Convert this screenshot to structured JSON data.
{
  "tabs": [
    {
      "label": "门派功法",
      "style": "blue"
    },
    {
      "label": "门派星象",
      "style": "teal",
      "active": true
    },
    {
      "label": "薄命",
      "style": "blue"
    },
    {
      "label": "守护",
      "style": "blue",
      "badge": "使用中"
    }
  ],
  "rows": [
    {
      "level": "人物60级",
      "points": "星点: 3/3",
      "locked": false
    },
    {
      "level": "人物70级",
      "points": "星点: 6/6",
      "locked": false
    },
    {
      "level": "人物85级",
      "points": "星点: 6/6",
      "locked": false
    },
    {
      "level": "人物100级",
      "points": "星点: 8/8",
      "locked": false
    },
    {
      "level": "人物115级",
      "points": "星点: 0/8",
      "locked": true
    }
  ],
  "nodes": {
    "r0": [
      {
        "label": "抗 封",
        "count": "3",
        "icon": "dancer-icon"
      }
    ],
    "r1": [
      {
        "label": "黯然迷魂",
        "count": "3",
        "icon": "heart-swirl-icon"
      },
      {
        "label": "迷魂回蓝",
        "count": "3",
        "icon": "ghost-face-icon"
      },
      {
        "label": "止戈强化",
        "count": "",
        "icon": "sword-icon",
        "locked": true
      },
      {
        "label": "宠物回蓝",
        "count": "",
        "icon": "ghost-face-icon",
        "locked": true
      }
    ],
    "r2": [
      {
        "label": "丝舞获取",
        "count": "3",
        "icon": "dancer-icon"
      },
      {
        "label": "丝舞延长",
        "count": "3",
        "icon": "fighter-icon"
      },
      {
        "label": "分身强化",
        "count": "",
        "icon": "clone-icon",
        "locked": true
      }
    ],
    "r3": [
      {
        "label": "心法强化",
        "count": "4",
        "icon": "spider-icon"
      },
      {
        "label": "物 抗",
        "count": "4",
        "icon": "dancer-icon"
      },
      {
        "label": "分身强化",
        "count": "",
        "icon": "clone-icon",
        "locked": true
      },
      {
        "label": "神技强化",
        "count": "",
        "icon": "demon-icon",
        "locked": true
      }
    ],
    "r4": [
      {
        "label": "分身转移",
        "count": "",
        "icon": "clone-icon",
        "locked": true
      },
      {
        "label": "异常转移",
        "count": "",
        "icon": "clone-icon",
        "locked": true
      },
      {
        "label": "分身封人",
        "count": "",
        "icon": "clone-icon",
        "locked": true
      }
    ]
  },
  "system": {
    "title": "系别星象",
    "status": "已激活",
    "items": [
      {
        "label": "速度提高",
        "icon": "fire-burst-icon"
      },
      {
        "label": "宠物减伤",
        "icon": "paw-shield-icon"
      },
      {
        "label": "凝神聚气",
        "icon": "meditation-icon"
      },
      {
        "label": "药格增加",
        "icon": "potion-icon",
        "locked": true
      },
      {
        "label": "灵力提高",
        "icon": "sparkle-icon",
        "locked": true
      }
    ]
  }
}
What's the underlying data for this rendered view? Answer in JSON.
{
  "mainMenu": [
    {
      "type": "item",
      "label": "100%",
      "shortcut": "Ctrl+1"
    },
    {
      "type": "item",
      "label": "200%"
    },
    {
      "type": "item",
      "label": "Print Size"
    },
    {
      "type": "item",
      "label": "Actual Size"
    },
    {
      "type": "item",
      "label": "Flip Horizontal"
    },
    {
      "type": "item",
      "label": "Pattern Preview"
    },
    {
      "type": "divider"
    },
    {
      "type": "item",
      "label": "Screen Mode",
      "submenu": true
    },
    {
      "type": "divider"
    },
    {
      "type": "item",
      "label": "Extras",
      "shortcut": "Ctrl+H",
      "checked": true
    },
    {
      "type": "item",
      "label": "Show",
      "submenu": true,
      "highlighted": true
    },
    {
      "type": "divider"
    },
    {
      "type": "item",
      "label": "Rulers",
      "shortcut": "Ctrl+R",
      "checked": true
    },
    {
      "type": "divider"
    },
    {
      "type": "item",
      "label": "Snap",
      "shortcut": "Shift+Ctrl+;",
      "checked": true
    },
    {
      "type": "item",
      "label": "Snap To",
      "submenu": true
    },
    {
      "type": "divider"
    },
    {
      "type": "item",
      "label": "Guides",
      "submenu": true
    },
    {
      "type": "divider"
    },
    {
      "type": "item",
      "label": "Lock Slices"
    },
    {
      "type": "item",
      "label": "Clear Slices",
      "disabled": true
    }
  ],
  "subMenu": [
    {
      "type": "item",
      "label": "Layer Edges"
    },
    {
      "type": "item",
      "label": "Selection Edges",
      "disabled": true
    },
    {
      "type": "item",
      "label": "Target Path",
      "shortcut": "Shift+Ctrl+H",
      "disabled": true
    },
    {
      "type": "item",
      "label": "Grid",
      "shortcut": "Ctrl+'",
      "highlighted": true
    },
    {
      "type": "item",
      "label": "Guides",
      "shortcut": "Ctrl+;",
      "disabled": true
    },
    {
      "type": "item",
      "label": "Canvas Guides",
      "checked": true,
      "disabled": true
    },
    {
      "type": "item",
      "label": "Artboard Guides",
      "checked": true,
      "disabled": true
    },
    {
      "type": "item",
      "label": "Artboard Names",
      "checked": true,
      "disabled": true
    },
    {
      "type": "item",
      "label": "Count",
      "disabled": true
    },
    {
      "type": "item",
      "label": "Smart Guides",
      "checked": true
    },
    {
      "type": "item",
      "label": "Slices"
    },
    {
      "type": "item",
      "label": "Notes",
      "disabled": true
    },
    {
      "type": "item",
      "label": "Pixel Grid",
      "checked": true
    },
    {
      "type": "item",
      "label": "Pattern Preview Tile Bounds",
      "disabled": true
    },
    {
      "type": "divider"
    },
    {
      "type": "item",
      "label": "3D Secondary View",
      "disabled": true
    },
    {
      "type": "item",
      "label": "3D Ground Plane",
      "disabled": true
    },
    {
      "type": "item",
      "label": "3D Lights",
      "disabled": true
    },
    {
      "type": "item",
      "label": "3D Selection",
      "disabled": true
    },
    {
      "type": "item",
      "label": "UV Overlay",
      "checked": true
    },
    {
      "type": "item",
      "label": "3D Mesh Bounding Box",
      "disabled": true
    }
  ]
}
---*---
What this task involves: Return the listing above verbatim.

Solution to this exercise:
Convert this screenshot to structured JSON data.
{
  "tabs": [
    {
      "label": "门派功法",
      "style": "blue"
    },
    {
      "label": "门派星象",
      "style": "teal",
      "active": true
    },
    {
      "label": "薄命",
      "style": "blue"
    },
    {
      "label": "守护",
      "style": "blue",
      "badge": "使用中"
    }
  ],
  "rows": [
    {
      "level": "人物60级",
      "points": "星点: 3/3",
      "locked": false
    },
    {
      "level": "人物70级",
      "points": "星点: 6/6",
      "locked": false
    },
    {
      "level": "人物85级",
      "points": "星点: 6/6",
      "locked": false
    },
    {
      "level": "人物100级",
      "points": "星点: 8/8",
      "locked": false
    },
    {
      "level": "人物115级",
      "points": "星点: 0/8",
      "locked": true
    }
  ],
  "nodes": {
    "r0": [
      {
        "label": "抗 封",
        "count": "3",
        "icon": "dancer-icon"
      }
    ],
    "r1": [
      {
        "label": "黯然迷魂",
        "count": "3",
        "icon": "heart-swirl-icon"
      },
      {
        "label": "迷魂回蓝",
        "count": "3",
        "icon": "ghost-face-icon"
      },
      {
        "label": "止戈强化",
        "count": "",
        "icon": "sword-icon",
        "locked": true
      },
      {
        "label": "宠物回蓝",
        "count": "",
        "icon": "ghost-face-icon",
        "locked": true
      }
    ],
    "r2": [
      {
        "label": "丝舞获取",
        "count": "3",
        "icon": "dancer-icon"
      },
      {
        "label": "丝舞延长",
        "count": "3",
        "icon": "fighter-icon"
      },
      {
        "label": "分身强化",
        "count": "",
        "icon": "clone-icon",
        "locked": true
      }
    ],
    "r3": [
      {
        "label": "心法强化",
        "count": "4",
        "icon": "spider-icon"
      },
      {
        "label": "物 抗",
        "count": "4",
        "icon": "dancer-icon"
      },
      {
        "label": "分身强化",
        "count": "",
        "icon": "clone-icon",
        "locked": true
      },
      {
        "label": "神技强化",
        "count": "",
        "icon": "demon-icon",
        "locked": true
      }
    ],
    "r4": [
      {
        "label": "分身转移",
        "count": "",
        "icon": "clone-icon",
        "locked": true
      },
      {
        "label": "异常转移",
        "count": "",
        "icon": "clone-icon",
        "locked": true
      },
      {
        "label": "分身封人",
        "count": "",
        "icon": "clone-icon",
        "locked": true
      }
    ]
  },
  "system": {
    "title": "系别星象",
    "status": "已激活",
    "items": [
      {
        "label": "速度提高",
        "icon": "fire-burst-icon"
      },
      {
        "label": "宠物减伤",
        "icon": "paw-shield-icon"
      },
      {
        "label": "凝神聚气",
        "icon": "meditation-icon"
      },
      {
        "label": "药格增加",
        "icon": "potion-icon",
        "locked": true
      },
      {
        "label": "灵力提高",
        "icon": "sparkle-icon",
        "locked": true
      }
    ]
  }
}
What's the underlying data for this rendered view? Answer in JSON.
{
  "mainMenu": [
    {
      "type": "item",
      "label": "100%",
      "shortcut": "Ctrl+1"
    },
    {
      "type": "item",
      "label": "200%"
    },
    {
      "type": "item",
      "label": "Print Size"
    },
    {
      "type": "item",
      "label": "Actual Size"
    },
    {
      "type": "item",
      "label": "Flip Horizontal"
    },
    {
      "type": "item",
      "label": "Pattern Preview"
    },
    {
      "type": "divider"
    },
    {
      "type": "item",
      "label": "Screen Mode",
      "submenu": true
    },
    {
      "type": "divider"
    },
    {
      "type": "item",
      "label": "Extras",
      "shortcut": "Ctrl+H",
      "checked": true
    },
    {
      "type": "item",
      "label": "Show",
      "submenu": true,
      "highlighted": true
    },
    {
      "type": "divider"
    },
    {
      "type": "item",
      "label": "Rulers",
      "shortcut": "Ctrl+R",
      "checked": true
    },
    {
      "type": "divider"
    },
    {
      "type": "item",
      "label": "Snap",
      "shortcut": "Shift+Ctrl+;",
      "checked": true
    },
    {
      "type": "item",
      "label": "Snap To",
      "submenu": true
    },
    {
      "type": "divider"
    },
    {
      "type": "item",
      "label": "Guides",
      "submenu": true
    },
    {
      "type": "divider"
    },
    {
      "type": "item",
      "label": "Lock Slices"
    },
    {
      "type": "item",
      "label": "Clear Slices",
      "disabled": true
    }
  ],
  "subMenu": [
    {
      "type": "item",
      "label": "Layer Edges"
    },
    {
      "type": "item",
      "label": "Selection Edges",
      "disabled": true
    },
    {
      "type": "item",
      "label": "Target Path",
      "shortcut": "Shift+Ctrl+H",
      "disabled": true
    },
    {
      "type": "item",
      "label": "Grid",
      "shortcut": "Ctrl+'",
      "highlighted": true
    },
    {
      "type": "item",
      "label": "Guides",
      "shortcut": "Ctrl+;",
      "disabled": true
    },
    {
      "type": "item",
      "label": "Canvas Guides",
      "checked": true,
      "disabled": true
    },
    {
      "type": "item",
      "label": "Artboard Guides",
      "checked": true,
      "disabled": true
    },
    {
      "type": "item",
      "label": "Artboard Names",
      "checked": true,
      "disabled": true
    },
    {
      "type": "item",
      "label": "Count",
      "disabled": true
    },
    {
      "type": "item",
      "label": "Smart Guides",
      "checked": true
    },
    {
      "type": "item",
      "label": "Slices"
    },
    {
      "type": "item",
      "label": "Notes",
      "disabled": true
    },
    {
      "type": "item",
      "label": "Pixel Grid",
      "checked": true
    },
    {
      "type": "item",
      "label": "Pattern Preview Tile Bounds",
      "disabled": true
    },
    {
      "type": "divider"
    },
    {
      "type": "item",
      "label": "3D Secondary View",
      "disabled": true
    },
    {
      "type": "item",
      "label": "3D Ground Plane",
      "disabled": true
    },
    {
      "type": "item",
      "label": "3D Lights",
      "disabled": true
    },
    {
      "type": "item",
      "label": "3D Selection",
      "disabled": true
    },
    {
      "type": "item",
      "label": "UV Overlay",
      "checked": true
    },
    {
      "type": "item",
      "label": "3D Mesh Bounding Box",
      "disabled": true
    }
  ]
}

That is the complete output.